Task brief:
Across the data, every line with the word "Output" counts once; state the total alone.

Provided records:
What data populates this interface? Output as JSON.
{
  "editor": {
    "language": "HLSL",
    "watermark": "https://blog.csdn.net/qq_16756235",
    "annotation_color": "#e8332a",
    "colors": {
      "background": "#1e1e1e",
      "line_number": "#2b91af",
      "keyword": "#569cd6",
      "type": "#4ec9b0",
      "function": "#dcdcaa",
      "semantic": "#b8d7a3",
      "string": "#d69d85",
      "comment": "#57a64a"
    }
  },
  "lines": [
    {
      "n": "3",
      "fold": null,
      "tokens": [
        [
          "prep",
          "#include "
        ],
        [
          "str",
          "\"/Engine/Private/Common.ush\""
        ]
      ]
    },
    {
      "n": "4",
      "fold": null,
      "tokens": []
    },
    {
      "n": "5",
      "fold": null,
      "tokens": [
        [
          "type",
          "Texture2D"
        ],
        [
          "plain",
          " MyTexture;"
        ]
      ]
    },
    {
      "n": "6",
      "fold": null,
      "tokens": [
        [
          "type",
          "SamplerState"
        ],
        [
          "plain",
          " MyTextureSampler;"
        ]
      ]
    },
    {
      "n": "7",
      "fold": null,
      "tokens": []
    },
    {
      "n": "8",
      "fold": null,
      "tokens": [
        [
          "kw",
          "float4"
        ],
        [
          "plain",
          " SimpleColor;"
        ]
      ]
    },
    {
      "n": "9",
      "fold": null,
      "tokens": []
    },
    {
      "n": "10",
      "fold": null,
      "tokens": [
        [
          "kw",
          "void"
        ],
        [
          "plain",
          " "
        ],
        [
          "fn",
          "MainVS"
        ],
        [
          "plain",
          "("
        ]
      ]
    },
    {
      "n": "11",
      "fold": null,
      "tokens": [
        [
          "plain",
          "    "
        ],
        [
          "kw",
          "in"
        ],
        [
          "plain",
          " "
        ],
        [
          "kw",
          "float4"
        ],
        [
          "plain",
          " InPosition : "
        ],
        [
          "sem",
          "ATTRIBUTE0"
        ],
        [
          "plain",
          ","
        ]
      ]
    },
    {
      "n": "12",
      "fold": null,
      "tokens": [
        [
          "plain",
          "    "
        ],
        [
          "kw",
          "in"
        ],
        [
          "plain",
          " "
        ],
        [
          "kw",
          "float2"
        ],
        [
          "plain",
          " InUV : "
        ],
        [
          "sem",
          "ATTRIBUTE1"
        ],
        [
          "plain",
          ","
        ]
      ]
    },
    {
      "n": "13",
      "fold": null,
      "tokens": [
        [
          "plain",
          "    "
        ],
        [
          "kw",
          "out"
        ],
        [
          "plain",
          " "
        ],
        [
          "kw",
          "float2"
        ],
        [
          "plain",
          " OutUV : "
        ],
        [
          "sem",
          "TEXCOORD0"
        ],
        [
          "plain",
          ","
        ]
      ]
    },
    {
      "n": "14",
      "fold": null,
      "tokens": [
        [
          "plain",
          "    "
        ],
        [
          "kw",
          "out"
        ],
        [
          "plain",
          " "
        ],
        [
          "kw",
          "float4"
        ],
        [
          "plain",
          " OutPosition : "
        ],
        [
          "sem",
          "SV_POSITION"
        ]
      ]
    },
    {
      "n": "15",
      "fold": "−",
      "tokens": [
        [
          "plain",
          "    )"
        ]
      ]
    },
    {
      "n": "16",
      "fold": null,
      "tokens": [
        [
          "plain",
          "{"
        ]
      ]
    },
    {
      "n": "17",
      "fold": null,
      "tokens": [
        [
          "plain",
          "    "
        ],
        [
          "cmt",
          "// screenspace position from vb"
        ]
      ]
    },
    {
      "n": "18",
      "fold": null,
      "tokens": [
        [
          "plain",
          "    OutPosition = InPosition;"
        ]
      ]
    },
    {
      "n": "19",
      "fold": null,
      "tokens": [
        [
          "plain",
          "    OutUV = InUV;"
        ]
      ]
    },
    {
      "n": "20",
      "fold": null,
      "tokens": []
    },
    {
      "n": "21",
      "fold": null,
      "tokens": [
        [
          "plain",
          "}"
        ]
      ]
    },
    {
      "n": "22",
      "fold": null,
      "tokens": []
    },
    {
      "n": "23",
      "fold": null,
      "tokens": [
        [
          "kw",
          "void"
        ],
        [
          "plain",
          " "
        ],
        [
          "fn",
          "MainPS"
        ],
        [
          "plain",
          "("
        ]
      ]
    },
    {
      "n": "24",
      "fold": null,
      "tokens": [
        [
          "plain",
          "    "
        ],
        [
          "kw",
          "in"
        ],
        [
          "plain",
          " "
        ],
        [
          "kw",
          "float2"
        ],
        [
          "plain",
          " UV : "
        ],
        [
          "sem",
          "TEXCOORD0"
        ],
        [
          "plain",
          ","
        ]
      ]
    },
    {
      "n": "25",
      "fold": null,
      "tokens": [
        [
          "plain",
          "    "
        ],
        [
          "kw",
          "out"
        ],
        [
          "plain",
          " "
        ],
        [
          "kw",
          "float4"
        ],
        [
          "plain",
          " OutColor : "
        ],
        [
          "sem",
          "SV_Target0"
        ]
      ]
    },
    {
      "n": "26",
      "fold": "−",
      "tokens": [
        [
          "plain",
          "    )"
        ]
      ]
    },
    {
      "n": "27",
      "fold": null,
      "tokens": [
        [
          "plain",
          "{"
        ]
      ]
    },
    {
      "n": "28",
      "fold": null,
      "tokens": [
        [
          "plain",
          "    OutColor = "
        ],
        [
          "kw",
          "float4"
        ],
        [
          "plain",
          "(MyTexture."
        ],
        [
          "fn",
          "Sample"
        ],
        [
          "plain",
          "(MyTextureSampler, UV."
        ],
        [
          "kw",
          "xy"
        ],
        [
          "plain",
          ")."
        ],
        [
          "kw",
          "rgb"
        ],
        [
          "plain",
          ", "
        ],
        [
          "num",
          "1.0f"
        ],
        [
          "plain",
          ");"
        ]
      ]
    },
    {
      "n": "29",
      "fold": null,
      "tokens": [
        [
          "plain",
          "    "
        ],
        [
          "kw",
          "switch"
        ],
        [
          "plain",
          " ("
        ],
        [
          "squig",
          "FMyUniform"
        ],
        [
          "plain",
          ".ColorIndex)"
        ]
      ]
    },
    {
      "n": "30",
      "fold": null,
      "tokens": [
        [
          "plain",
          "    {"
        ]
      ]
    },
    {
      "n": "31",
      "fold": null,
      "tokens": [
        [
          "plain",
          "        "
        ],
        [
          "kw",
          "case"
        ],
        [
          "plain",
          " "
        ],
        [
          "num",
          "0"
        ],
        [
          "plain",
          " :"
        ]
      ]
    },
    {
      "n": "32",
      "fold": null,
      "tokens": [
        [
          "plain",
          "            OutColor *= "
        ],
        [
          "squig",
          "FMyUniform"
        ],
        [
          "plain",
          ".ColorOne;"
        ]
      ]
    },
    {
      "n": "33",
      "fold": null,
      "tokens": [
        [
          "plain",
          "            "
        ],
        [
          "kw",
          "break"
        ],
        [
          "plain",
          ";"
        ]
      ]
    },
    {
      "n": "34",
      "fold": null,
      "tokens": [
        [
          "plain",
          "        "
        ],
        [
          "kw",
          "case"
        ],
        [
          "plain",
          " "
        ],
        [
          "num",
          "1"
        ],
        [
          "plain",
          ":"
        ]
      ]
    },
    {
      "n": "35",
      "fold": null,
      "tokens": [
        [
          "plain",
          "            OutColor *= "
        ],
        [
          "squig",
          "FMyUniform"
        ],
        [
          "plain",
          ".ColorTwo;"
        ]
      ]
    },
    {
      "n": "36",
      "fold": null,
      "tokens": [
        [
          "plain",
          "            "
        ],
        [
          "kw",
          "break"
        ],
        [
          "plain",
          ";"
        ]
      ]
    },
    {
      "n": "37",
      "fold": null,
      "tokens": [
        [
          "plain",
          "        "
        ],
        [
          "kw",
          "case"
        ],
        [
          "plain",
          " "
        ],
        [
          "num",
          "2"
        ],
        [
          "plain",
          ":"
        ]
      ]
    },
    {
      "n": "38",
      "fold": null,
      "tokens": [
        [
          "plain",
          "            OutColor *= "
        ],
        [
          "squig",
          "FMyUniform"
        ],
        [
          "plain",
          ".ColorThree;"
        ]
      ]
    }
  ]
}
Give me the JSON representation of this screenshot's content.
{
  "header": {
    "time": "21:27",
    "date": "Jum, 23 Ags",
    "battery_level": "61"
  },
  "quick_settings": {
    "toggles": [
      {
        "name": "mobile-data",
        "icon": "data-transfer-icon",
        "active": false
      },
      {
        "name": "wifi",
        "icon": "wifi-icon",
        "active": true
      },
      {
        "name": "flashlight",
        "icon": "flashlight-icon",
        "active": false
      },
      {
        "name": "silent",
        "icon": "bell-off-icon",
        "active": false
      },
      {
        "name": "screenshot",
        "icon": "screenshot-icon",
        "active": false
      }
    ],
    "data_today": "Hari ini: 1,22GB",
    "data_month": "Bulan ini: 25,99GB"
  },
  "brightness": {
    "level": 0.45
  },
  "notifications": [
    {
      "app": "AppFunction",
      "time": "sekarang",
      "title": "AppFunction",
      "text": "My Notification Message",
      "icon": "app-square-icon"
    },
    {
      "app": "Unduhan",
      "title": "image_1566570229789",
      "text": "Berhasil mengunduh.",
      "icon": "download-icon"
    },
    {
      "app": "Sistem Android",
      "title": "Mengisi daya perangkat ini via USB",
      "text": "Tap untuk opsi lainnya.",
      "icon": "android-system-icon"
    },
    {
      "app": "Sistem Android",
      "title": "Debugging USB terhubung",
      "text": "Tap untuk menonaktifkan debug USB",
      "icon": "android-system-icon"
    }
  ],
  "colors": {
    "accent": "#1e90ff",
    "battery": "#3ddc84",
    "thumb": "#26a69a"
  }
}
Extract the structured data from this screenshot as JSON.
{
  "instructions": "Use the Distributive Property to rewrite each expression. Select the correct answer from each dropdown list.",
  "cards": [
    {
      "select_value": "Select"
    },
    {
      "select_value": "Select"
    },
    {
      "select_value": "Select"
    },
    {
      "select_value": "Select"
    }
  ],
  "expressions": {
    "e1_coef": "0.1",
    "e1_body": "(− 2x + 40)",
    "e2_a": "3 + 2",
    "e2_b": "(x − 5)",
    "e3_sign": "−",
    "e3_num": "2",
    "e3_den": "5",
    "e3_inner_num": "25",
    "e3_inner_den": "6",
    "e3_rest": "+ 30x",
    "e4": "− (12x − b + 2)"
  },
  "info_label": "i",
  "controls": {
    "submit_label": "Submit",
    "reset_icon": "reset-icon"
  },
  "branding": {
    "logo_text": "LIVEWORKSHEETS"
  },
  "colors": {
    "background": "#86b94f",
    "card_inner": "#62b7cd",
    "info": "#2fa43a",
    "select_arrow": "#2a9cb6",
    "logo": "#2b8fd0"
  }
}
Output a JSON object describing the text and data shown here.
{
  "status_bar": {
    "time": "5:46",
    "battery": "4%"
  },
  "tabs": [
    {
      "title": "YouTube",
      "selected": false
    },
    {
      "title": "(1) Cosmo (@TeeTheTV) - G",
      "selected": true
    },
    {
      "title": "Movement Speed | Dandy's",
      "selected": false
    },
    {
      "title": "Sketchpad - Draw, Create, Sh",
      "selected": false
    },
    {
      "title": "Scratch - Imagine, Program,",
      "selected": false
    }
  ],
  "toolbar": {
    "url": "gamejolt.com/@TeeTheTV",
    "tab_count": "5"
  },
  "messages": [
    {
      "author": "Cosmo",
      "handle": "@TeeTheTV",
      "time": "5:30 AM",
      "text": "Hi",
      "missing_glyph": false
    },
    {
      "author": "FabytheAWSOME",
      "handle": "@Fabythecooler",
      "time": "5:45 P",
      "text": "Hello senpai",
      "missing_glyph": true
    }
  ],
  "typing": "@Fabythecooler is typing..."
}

Final answer:
2